[Records from a data source]
################

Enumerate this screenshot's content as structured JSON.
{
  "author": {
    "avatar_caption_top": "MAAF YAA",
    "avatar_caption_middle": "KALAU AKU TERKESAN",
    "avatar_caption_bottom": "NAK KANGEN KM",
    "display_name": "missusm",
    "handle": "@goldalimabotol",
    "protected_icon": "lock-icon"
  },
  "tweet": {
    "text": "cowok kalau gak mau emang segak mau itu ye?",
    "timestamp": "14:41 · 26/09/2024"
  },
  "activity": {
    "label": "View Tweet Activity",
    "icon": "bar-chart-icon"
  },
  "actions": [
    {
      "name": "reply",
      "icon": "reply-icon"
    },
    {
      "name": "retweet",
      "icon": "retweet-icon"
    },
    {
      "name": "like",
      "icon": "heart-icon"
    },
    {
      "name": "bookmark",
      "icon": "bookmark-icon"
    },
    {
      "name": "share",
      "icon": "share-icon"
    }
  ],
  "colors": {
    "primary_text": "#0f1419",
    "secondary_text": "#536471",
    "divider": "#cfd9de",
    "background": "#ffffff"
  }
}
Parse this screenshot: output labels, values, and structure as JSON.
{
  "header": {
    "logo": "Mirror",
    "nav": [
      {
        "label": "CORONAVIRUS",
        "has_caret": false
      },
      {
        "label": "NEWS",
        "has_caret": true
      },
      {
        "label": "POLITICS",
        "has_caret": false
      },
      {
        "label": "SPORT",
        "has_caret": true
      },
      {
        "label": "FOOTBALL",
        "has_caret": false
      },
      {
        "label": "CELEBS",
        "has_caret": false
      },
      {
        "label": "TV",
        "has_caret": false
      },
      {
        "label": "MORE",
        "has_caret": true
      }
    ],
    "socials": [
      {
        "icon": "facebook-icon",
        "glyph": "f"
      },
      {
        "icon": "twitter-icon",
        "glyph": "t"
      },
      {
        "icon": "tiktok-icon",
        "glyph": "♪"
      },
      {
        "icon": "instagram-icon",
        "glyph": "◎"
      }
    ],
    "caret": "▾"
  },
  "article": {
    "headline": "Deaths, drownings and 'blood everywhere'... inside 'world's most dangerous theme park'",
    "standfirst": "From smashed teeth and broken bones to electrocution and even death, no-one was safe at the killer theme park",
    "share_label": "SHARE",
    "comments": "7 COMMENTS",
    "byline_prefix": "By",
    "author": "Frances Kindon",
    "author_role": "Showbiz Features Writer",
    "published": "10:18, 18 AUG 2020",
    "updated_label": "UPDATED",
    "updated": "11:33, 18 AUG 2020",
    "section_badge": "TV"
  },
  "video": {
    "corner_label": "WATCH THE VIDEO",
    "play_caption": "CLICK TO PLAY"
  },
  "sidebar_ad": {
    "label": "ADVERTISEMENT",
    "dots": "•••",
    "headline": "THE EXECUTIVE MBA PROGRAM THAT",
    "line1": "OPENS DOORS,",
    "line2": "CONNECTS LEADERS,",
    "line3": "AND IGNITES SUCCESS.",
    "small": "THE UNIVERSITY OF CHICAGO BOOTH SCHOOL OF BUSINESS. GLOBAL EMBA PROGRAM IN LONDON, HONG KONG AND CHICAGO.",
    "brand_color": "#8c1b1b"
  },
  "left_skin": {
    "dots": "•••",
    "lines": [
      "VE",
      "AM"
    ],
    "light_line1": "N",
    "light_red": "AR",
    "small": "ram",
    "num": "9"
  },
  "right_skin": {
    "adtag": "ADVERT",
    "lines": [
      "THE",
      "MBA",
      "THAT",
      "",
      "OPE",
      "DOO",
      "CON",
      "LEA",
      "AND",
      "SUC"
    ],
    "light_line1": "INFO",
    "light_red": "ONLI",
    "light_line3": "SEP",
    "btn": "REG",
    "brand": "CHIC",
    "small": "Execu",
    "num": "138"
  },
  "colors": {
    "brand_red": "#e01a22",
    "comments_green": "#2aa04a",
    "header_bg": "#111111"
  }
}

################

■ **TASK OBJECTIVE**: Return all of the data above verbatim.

■ **RESULT OF THIS TASK**:
Enumerate this screenshot's content as structured JSON.
{
  "author": {
    "avatar_caption_top": "MAAF YAA",
    "avatar_caption_middle": "KALAU AKU TERKESAN",
    "avatar_caption_bottom": "NAK KANGEN KM",
    "display_name": "missusm",
    "handle": "@goldalimabotol",
    "protected_icon": "lock-icon"
  },
  "tweet": {
    "text": "cowok kalau gak mau emang segak mau itu ye?",
    "timestamp": "14:41 · 26/09/2024"
  },
  "activity": {
    "label": "View Tweet Activity",
    "icon": "bar-chart-icon"
  },
  "actions": [
    {
      "name": "reply",
      "icon": "reply-icon"
    },
    {
      "name": "retweet",
      "icon": "retweet-icon"
    },
    {
      "name": "like",
      "icon": "heart-icon"
    },
    {
      "name": "bookmark",
      "icon": "bookmark-icon"
    },
    {
      "name": "share",
      "icon": "share-icon"
    }
  ],
  "colors": {
    "primary_text": "#0f1419",
    "secondary_text": "#536471",
    "divider": "#cfd9de",
    "background": "#ffffff"
  }
}
Parse this screenshot: output labels, values, and structure as JSON.
{
  "header": {
    "logo": "Mirror",
    "nav": [
      {
        "label": "CORONAVIRUS",
        "has_caret": false
      },
      {
        "label": "NEWS",
        "has_caret": true
      },
      {
        "label": "POLITICS",
        "has_caret": false
      },
      {
        "label": "SPORT",
        "has_caret": true
      },
      {
        "label": "FOOTBALL",
        "has_caret": false
      },
      {
        "label": "CELEBS",
        "has_caret": false
      },
      {
        "label": "TV",
        "has_caret": false
      },
      {
        "label": "MORE",
        "has_caret": true
      }
    ],
    "socials": [
      {
        "icon": "facebook-icon",
        "glyph": "f"
      },
      {
        "icon": "twitter-icon",
        "glyph": "t"
      },
      {
        "icon": "tiktok-icon",
        "glyph": "♪"
      },
      {
        "icon": "instagram-icon",
        "glyph": "◎"
      }
    ],
    "caret": "▾"
  },
  "article": {
    "headline": "Deaths, drownings and 'blood everywhere'... inside 'world's most dangerous theme park'",
    "standfirst": "From smashed teeth and broken bones to electrocution and even death, no-one was safe at the killer theme park",
    "share_label": "SHARE",
    "comments": "7 COMMENTS",
    "byline_prefix": "By",
    "author": "Frances Kindon",
    "author_role": "Showbiz Features Writer",
    "published": "10:18, 18 AUG 2020",
    "updated_label": "UPDATED",
    "updated": "11:33, 18 AUG 2020",
    "section_badge": "TV"
  },
  "video": {
    "corner_label": "WATCH THE VIDEO",
    "play_caption": "CLICK TO PLAY"
  },
  "sidebar_ad": {
    "label": "ADVERTISEMENT",
    "dots": "•••",
    "headline": "THE EXECUTIVE MBA PROGRAM THAT",
    "line1": "OPENS DOORS,",
    "line2": "CONNECTS LEADERS,",
    "line3": "AND IGNITES SUCCESS.",
    "small": "THE UNIVERSITY OF CHICAGO BOOTH SCHOOL OF BUSINESS. GLOBAL EMBA PROGRAM IN LONDON, HONG KONG AND CHICAGO.",
    "brand_color": "#8c1b1b"
  },
  "left_skin": {
    "dots": "•••",
    "lines": [
      "VE",
      "AM"
    ],
    "light_line1": "N",
    "light_red": "AR",
    "small": "ram",
    "num": "9"
  },
  "right_skin": {
    "adtag": "ADVERT",
    "lines": [
      "THE",
      "MBA",
      "THAT",
      "",
      "OPE",
      "DOO",
      "CON",
      "LEA",
      "AND",
      "SUC"
    ],
    "light_line1": "INFO",
    "light_red": "ONLI",
    "light_line3": "SEP",
    "btn": "REG",
    "brand": "CHIC",
    "small": "Execu",
    "num": "138"
  },
  "colors": {
    "brand_red": "#e01a22",
    "comments_green": "#2aa04a",
    "header_bg": "#111111"
  }
}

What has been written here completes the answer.